Page and application data records
┌──

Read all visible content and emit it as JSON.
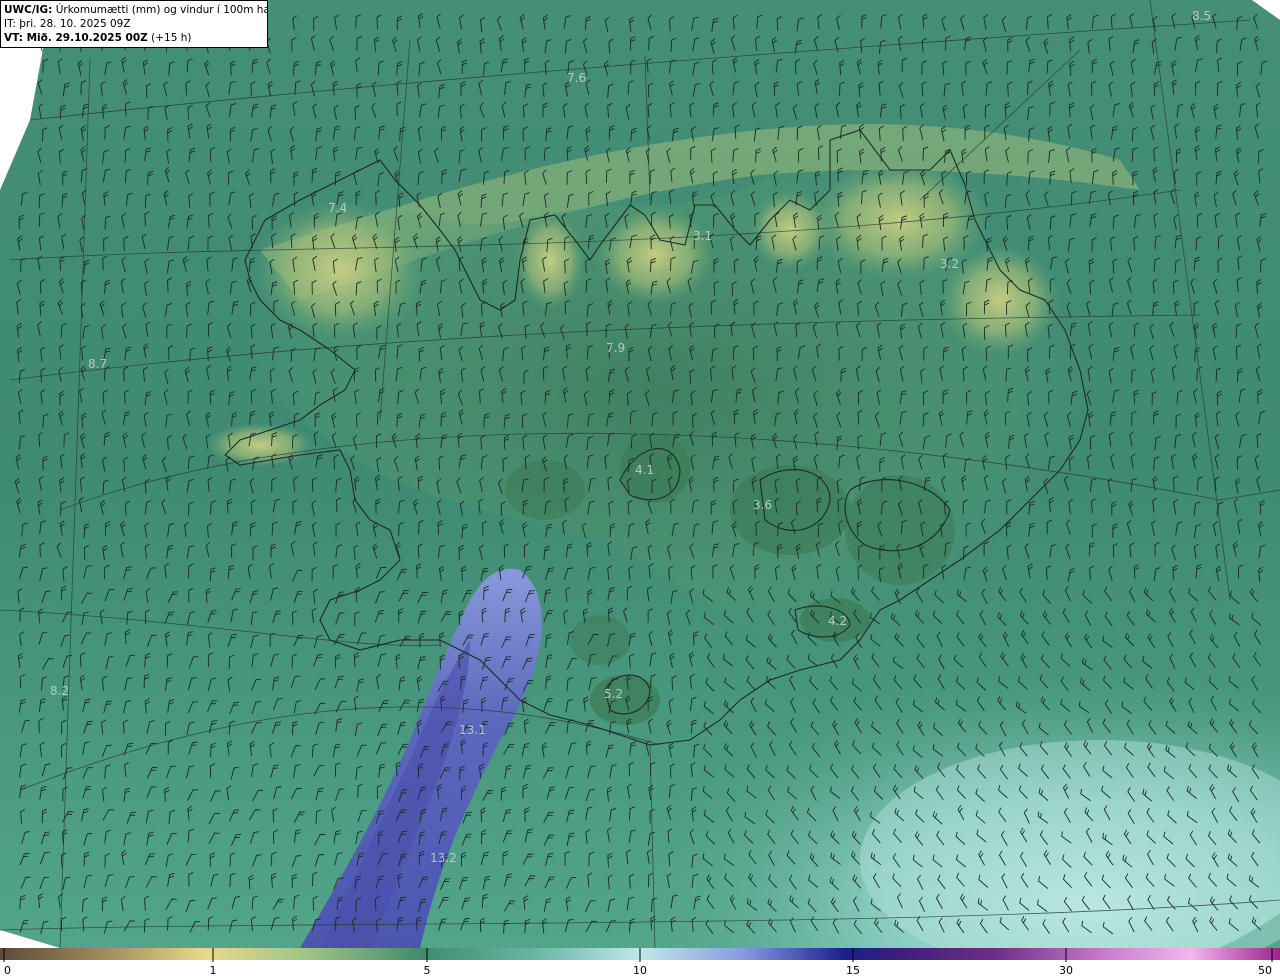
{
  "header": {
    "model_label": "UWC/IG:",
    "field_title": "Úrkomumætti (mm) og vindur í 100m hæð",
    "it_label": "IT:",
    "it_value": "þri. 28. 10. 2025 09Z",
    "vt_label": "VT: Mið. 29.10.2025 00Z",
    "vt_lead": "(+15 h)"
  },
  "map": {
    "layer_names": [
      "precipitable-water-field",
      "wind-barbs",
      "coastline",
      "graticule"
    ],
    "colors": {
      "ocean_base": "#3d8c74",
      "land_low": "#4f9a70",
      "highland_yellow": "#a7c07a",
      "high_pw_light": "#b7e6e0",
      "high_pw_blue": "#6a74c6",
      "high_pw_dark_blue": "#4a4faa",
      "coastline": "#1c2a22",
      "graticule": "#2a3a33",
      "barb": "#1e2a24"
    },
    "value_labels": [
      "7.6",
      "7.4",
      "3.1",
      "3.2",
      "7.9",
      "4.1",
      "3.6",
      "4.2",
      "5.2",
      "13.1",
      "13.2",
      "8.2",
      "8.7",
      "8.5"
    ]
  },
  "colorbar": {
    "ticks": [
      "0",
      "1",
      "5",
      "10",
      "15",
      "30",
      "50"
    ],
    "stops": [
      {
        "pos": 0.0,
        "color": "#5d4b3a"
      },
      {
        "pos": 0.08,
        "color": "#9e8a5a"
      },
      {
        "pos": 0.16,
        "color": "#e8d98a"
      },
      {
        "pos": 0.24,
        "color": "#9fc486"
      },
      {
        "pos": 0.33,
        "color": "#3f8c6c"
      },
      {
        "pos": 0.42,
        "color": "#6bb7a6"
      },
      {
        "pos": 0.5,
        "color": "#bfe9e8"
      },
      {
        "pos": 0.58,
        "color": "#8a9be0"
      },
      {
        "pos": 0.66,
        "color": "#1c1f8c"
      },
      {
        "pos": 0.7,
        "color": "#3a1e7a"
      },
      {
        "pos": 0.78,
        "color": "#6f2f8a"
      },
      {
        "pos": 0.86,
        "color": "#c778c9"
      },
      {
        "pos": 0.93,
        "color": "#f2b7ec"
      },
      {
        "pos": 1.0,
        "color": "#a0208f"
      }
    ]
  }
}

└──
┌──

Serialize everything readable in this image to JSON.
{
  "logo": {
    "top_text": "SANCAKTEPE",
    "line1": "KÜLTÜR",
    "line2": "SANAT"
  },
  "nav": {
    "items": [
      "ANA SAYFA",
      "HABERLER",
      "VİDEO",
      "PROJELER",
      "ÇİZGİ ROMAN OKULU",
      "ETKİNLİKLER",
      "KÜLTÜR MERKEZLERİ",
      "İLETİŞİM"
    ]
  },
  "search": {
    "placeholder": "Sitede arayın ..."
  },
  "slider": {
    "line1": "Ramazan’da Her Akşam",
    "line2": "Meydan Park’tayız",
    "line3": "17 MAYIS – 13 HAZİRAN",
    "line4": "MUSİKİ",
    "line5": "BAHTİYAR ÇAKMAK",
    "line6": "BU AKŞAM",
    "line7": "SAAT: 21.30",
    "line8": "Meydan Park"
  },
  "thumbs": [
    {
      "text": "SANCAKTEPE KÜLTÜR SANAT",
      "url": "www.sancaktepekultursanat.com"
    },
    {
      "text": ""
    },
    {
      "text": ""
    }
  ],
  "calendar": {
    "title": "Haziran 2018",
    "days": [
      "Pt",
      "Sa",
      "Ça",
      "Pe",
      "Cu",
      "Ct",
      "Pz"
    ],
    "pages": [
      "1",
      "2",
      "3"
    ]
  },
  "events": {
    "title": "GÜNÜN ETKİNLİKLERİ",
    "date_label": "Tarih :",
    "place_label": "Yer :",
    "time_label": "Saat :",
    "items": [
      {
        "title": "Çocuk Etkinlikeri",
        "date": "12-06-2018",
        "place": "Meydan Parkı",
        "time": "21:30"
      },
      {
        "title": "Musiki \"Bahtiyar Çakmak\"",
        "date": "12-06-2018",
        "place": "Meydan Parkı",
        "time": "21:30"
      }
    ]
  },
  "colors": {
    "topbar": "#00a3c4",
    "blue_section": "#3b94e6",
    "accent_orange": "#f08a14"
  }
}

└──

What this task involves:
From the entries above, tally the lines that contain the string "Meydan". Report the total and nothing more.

Answer box:
4